(Data entries)

"""

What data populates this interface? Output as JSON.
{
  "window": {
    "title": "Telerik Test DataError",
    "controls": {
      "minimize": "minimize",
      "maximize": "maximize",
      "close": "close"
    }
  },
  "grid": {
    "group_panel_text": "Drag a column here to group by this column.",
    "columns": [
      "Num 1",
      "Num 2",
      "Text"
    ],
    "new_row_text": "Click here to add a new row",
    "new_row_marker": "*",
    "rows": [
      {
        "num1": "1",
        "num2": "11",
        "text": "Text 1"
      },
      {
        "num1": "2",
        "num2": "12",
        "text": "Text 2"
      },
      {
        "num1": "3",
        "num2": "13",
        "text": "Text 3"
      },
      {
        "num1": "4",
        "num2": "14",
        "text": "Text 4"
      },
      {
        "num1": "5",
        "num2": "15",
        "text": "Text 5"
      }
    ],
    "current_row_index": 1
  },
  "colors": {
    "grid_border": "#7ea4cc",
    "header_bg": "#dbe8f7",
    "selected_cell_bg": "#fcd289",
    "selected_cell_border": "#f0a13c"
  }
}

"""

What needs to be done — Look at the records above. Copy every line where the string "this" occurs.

Answer space —
What data populates this interface? Output as JSON.
    "group_panel_text": "Drag a column here to group by this column.",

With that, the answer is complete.